BEGIN Recorded data

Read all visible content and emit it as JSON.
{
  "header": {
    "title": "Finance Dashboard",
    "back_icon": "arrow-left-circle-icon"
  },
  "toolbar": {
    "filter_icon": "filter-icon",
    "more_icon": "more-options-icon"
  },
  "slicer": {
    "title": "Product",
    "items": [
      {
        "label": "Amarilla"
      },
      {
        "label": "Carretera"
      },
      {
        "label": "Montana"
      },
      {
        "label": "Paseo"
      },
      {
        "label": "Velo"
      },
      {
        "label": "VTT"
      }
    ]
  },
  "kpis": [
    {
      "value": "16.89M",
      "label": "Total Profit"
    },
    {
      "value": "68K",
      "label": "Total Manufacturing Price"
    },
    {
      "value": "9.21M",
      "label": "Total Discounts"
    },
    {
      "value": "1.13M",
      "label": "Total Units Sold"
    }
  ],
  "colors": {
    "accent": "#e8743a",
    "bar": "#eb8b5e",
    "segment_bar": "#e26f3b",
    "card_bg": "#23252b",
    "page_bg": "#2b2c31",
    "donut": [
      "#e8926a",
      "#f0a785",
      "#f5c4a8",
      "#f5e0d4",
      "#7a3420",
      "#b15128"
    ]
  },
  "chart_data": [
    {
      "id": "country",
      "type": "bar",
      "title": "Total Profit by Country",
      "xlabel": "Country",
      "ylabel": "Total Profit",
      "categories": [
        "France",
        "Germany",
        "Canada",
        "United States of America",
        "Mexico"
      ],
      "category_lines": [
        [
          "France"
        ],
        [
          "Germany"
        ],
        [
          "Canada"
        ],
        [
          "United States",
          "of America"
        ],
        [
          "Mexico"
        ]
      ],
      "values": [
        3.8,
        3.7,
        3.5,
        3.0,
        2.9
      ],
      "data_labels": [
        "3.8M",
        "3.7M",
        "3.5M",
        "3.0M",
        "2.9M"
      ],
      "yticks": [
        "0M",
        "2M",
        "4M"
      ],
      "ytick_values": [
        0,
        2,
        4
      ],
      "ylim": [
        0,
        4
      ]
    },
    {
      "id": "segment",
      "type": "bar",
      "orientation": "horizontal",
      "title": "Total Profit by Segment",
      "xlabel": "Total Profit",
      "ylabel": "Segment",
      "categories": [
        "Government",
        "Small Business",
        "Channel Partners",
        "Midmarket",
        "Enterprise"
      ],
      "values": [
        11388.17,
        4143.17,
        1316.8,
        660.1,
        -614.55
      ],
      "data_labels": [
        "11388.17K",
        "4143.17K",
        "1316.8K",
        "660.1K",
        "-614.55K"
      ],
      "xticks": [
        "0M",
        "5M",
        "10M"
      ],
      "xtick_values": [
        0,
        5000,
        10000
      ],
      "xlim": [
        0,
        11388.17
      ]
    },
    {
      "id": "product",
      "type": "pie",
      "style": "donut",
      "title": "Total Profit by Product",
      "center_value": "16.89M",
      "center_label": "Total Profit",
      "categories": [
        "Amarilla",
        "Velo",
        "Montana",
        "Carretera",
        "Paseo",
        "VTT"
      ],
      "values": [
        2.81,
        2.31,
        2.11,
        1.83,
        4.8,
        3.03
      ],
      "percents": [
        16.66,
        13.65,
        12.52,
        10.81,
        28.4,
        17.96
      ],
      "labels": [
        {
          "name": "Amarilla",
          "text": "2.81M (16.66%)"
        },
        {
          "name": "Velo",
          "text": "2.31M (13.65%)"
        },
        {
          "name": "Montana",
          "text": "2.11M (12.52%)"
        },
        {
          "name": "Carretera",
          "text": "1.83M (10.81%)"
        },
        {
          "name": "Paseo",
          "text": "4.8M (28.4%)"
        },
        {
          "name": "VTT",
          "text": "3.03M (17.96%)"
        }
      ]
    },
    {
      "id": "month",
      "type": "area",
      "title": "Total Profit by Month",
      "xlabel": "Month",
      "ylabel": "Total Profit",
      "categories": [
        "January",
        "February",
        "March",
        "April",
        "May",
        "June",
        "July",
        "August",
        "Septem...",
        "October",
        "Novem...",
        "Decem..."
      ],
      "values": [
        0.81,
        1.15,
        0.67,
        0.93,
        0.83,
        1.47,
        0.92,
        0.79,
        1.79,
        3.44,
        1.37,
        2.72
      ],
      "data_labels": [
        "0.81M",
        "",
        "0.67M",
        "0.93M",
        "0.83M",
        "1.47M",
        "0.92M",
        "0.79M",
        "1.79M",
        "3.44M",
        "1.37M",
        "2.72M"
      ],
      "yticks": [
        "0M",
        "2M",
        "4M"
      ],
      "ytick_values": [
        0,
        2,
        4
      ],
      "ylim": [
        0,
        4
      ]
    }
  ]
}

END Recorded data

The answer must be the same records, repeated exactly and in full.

● Solution for this task:
Read all visible content and emit it as JSON.
{
  "header": {
    "title": "Finance Dashboard",
    "back_icon": "arrow-left-circle-icon"
  },
  "toolbar": {
    "filter_icon": "filter-icon",
    "more_icon": "more-options-icon"
  },
  "slicer": {
    "title": "Product",
    "items": [
      {
        "label": "Amarilla"
      },
      {
        "label": "Carretera"
      },
      {
        "label": "Montana"
      },
      {
        "label": "Paseo"
      },
      {
        "label": "Velo"
      },
      {
        "label": "VTT"
      }
    ]
  },
  "kpis": [
    {
      "value": "16.89M",
      "label": "Total Profit"
    },
    {
      "value": "68K",
      "label": "Total Manufacturing Price"
    },
    {
      "value": "9.21M",
      "label": "Total Discounts"
    },
    {
      "value": "1.13M",
      "label": "Total Units Sold"
    }
  ],
  "colors": {
    "accent": "#e8743a",
    "bar": "#eb8b5e",
    "segment_bar": "#e26f3b",
    "card_bg": "#23252b",
    "page_bg": "#2b2c31",
    "donut": [
      "#e8926a",
      "#f0a785",
      "#f5c4a8",
      "#f5e0d4",
      "#7a3420",
      "#b15128"
    ]
  },
  "chart_data": [
    {
      "id": "country",
      "type": "bar",
      "title": "Total Profit by Country",
      "xlabel": "Country",
      "ylabel": "Total Profit",
      "categories": [
        "France",
        "Germany",
        "Canada",
        "United States of America",
        "Mexico"
      ],
      "category_lines": [
        [
          "France"
        ],
        [
          "Germany"
        ],
        [
          "Canada"
        ],
        [
          "United States",
          "of America"
        ],
        [
          "Mexico"
        ]
      ],
      "values": [
        3.8,
        3.7,
        3.5,
        3.0,
        2.9
      ],
      "data_labels": [
        "3.8M",
        "3.7M",
        "3.5M",
        "3.0M",
        "2.9M"
      ],
      "yticks": [
        "0M",
        "2M",
        "4M"
      ],
      "ytick_values": [
        0,
        2,
        4
      ],
      "ylim": [
        0,
        4
      ]
    },
    {
      "id": "segment",
      "type": "bar",
      "orientation": "horizontal",
      "title": "Total Profit by Segment",
      "xlabel": "Total Profit",
      "ylabel": "Segment",
      "categories": [
        "Government",
        "Small Business",
        "Channel Partners",
        "Midmarket",
        "Enterprise"
      ],
      "values": [
        11388.17,
        4143.17,
        1316.8,
        660.1,
        -614.55
      ],
      "data_labels": [
        "11388.17K",
        "4143.17K",
        "1316.8K",
        "660.1K",
        "-614.55K"
      ],
      "xticks": [
        "0M",
        "5M",
        "10M"
      ],
      "xtick_values": [
        0,
        5000,
        10000
      ],
      "xlim": [
        0,
        11388.17
      ]
    },
    {
      "id": "product",
      "type": "pie",
      "style": "donut",
      "title": "Total Profit by Product",
      "center_value": "16.89M",
      "center_label": "Total Profit",
      "categories": [
        "Amarilla",
        "Velo",
        "Montana",
        "Carretera",
        "Paseo",
        "VTT"
      ],
      "values": [
        2.81,
        2.31,
        2.11,
        1.83,
        4.8,
        3.03
      ],
      "percents": [
        16.66,
        13.65,
        12.52,
        10.81,
        28.4,
        17.96
      ],
      "labels": [
        {
          "name": "Amarilla",
          "text": "2.81M (16.66%)"
        },
        {
          "name": "Velo",
          "text": "2.31M (13.65%)"
        },
        {
          "name": "Montana",
          "text": "2.11M (12.52%)"
        },
        {
          "name": "Carretera",
          "text": "1.83M (10.81%)"
        },
        {
          "name": "Paseo",
          "text": "4.8M (28.4%)"
        },
        {
          "name": "VTT",
          "text": "3.03M (17.96%)"
        }
      ]
    },
    {
      "id": "month",
      "type": "area",
      "title": "Total Profit by Month",
      "xlabel": "Month",
      "ylabel": "Total Profit",
      "categories": [
        "January",
        "February",
        "March",
        "April",
        "May",
        "June",
        "July",
        "August",
        "Septem...",
        "October",
        "Novem...",
        "Decem..."
      ],
      "values": [
        0.81,
        1.15,
        0.67,
        0.93,
        0.83,
        1.47,
        0.92,
        0.79,
        1.79,
        3.44,
        1.37,
        2.72
      ],
      "data_labels": [
        "0.81M",
        "",
        "0.67M",
        "0.93M",
        "0.83M",
        "1.47M",
        "0.92M",
        "0.79M",
        "1.79M",
        "3.44M",
        "1.37M",
        "2.72M"
      ],
      "yticks": [
        "0M",
        "2M",
        "4M"
      ],
      "ytick_values": [
        0,
        2,
        4
      ],
      "ylim": [
        0,
        4
      ]
    }
  ]
}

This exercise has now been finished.